It was a hot night. He let his bare and bleeding feet be washed by the river, laughing at himself as he looked out across the water.
And there was the river, a foot in front of him.
And there, on the other side of it, was the federal penitentiary.
His home to be for seven more years, if the law was to have its way.
The law would not have its way, of course. At least not the federal law. The law of the streets would, though. Because of the work of Big Jake and the Southside Boys his escape had been neatly planned. A guard bribed, a drain pipe made accessible.
And the boat hired that would pick him up in two minutes.
Of course it was not all done yet. The Northside Boys had their presence in the prison, and everywhere there were eyes and ears.
The note he had found this morning under his pillow saying:
“Hope your boat don’t blow up.”
But that was nonsense. They could not have known, not all the details.
So he dreamed about the life that would begin for him in a few hours; his life of freedom.
The boat appeared, chugging along dutifully.
He got to his feet.
And the boat blew up.
Particles of metal and flesh began to rain around him.

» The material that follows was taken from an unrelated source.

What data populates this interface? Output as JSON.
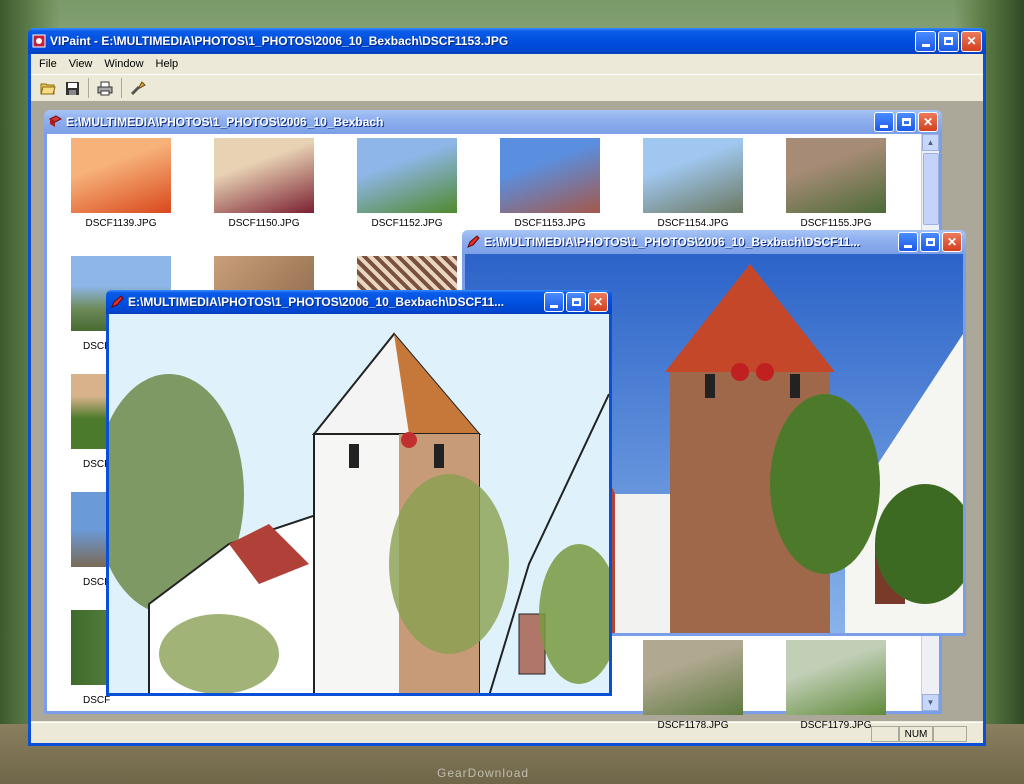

“Fiction,” he mused.
That life he was going to lead.
And the siren began to wail.